I have a clinical role as a Consultant Paediatric Neurologist specialising in taking care of children with epilepsy, a research role with a focus on improving the outcomes of children with epilepsy, and a management role as clinical director of the Muir Maxwell Epilepsy Centre at the University of Edinburgh.
In a nutshell, how did you get to where you are now?
I trained initially in Jamaica where I was born, came to the UK as a Commonwealth Scholar, did my PhD and further training in paediatric neurology before being appointed as Clinician Scientist and Consultant at Great Ormond Street Hospital and UCL Institute of Child Health in London, before coming to Edinburgh to head up the Muir Maxwell Epilepsy Centre. All of this would not have been possible without the strong support of my family, great mentors, hard work and a bit of good fortune.
Why did you choose this career path?
I had wanted to be a doctor from an early age to help people but also because of the financial security (very important in a low income country where I grew up). When I went to medical school I found that I enjoyed paediatrics most although I was also very good at other specialties and wanted to follow in the footsteps of the Professor of Paediatric Neurology – a superb doctor and human being.

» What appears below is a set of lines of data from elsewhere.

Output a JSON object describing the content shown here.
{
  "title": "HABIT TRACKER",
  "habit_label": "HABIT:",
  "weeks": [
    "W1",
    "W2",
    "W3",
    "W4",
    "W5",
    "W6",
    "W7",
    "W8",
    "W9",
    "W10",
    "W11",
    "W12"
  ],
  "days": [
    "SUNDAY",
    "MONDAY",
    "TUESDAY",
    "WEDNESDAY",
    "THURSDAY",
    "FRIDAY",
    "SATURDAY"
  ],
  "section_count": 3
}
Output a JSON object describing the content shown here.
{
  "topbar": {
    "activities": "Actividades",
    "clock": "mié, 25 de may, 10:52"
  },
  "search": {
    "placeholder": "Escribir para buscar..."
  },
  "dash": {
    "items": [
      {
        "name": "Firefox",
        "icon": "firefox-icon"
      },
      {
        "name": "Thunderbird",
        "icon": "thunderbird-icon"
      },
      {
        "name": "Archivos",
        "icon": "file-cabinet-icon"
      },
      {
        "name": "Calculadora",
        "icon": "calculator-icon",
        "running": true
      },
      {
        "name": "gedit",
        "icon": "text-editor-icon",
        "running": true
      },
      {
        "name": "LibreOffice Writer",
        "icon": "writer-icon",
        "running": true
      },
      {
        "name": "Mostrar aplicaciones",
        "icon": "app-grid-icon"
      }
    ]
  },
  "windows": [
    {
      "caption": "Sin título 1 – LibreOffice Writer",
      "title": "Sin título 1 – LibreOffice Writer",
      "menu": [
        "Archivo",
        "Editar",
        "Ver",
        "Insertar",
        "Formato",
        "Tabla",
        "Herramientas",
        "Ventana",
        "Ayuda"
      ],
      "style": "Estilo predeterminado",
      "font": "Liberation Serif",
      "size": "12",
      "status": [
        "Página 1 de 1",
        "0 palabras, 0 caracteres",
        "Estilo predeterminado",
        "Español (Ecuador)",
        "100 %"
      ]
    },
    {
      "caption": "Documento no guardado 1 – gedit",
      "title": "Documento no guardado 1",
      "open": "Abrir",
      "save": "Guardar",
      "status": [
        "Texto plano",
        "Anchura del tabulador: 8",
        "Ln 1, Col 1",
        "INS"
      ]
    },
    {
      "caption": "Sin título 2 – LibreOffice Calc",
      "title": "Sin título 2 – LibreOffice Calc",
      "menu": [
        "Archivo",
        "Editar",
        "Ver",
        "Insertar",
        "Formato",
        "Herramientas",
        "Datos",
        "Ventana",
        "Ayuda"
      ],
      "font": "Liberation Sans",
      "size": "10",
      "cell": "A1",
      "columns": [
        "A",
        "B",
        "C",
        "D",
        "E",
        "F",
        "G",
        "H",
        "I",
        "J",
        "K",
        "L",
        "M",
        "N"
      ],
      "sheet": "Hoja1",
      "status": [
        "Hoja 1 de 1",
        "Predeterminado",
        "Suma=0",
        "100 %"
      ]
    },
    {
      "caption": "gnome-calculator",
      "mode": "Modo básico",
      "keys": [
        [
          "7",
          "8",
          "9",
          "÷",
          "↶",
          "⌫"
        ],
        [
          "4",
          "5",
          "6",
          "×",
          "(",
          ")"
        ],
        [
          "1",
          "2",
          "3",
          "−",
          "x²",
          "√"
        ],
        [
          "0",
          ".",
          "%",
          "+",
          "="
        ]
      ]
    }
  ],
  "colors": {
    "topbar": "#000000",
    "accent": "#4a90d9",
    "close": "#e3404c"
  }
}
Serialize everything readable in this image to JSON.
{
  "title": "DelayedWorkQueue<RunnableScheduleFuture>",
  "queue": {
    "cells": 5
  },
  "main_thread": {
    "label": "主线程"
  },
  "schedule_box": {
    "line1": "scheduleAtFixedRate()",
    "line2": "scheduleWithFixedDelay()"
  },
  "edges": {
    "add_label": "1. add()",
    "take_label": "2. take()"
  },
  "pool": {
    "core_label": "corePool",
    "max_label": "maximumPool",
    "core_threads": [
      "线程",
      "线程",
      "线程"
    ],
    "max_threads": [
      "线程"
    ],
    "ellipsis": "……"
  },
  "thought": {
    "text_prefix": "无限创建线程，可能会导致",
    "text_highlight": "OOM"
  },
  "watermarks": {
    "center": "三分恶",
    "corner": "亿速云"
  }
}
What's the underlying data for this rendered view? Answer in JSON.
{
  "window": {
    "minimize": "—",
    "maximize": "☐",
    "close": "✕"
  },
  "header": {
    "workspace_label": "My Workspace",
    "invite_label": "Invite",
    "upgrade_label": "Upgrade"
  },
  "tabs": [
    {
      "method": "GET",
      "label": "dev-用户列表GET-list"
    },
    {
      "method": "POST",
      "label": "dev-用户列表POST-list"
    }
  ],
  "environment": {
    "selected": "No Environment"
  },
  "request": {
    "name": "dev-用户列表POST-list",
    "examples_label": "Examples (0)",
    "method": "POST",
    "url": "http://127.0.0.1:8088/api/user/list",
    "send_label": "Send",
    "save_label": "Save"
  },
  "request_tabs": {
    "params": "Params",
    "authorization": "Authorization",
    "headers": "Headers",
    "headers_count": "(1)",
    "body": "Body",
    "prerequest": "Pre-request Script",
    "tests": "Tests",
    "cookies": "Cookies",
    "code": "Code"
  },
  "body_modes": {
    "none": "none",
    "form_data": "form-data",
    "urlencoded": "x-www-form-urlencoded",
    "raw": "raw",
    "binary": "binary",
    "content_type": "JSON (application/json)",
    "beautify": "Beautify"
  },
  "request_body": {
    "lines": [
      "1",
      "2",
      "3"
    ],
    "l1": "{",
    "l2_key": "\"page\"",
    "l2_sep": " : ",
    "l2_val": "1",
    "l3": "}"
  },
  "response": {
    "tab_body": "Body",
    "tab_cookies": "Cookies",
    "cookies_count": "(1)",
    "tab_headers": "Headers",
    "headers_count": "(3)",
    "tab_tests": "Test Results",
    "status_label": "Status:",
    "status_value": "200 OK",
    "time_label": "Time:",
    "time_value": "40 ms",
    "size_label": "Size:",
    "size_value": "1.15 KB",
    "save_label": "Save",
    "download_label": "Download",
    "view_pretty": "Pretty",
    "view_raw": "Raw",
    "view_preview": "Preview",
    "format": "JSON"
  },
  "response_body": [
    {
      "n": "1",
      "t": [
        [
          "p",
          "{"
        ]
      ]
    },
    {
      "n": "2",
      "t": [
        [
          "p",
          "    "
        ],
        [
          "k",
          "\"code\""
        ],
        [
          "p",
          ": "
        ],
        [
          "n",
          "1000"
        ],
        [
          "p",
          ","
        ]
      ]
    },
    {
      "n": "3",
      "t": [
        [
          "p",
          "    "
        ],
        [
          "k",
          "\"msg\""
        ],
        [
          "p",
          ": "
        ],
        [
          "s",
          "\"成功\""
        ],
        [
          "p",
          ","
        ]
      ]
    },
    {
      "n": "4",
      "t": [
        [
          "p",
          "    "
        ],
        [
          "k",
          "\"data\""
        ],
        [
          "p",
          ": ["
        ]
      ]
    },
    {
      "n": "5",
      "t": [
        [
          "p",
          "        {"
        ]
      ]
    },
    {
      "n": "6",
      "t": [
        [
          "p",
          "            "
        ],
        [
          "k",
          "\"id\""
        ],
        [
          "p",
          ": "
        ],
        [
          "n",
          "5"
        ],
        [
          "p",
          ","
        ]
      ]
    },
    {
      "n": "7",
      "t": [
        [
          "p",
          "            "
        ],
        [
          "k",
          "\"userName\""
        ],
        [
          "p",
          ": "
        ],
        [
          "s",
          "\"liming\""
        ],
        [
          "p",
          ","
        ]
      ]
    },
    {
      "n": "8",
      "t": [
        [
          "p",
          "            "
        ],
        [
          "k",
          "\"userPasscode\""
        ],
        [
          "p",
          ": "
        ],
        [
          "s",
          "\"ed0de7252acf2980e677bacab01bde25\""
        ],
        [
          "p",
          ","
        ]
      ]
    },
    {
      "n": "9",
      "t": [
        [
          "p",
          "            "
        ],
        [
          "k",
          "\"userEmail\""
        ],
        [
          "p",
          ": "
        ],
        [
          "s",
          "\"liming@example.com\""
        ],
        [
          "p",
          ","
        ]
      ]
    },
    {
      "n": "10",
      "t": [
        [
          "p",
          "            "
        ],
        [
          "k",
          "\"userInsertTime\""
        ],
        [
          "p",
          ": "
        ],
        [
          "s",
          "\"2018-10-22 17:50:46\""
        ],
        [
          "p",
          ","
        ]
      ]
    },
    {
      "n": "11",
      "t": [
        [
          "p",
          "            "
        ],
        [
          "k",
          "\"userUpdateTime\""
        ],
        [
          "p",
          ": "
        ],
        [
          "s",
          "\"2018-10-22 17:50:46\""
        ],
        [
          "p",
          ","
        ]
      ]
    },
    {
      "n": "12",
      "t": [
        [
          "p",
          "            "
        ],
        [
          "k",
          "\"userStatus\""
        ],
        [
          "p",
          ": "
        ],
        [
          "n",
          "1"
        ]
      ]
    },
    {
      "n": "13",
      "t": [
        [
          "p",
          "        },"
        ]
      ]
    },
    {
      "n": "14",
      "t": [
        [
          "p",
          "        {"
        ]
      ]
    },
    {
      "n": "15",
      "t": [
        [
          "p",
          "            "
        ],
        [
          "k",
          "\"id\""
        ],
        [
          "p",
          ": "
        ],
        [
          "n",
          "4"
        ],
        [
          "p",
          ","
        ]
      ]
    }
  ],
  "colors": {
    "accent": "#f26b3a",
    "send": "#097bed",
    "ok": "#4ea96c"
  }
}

My clinical interest in epilepsy was largely influenced by how common it was and my research interest because of the lack of knowledge in causes, best treatments, and optimum management of coexisting learning and behavioural problems.
You split your time between research and clinical work, how does that work and how do they link together?
They are very much intertwined and have a common goal to ultimately improve the lives of children with epilepsy and their families. The clinical work helps us to identify questions that are important to patients and their families (for example what are the best ways to identify and treat cognitive problems in children with epilepsy), and enables us to identify suitable children for our own research and that of others. The research allows us to improve understanding of the underlying condition, develop better treatments and boost quality of life. Half of my time is devoted to research work and half is on clinical work so I have designated days and times during the week designated for either. However, very often I do work, especially research work, in the evenings and on the weekends.
What is your current research focus?
My current research focus is developing methods and technologies for the acquisition, processing, and study of patient data (health informatics) to determine health, education and social outcomes of people with epilepsy, the risk factors for worse outcomes, and carrying out trials to improve outcomes.
What are your hopes for the future?
Continuing to find ways to prevent epilepsy, and for when we cannot prevent epilepsy to have earlier diagnosis, quicker identification of underlying cause, precision treatments for seizures and associated learning and behavioural problems, and no stigma surrounding it. I have hopes of greater collaborations between medics, pre-clinical scientists, engineers, public health experts, patients and their families.
What do you enjoy doing in your free time?
I enjoy cooking, exercising and spending time with family and friends.
Do you have any tips for medics looking to pursue a career in research?
Try hard to place yourself in a research friendly and productive environment. Look out for research leaders and try working with them. Be prepared to work effectively and efficiently and accept that such work will often initially be unpaid (for example aiding with study recruitment/visits) and has to be done in unprotected time (for example during days off when post night shifts).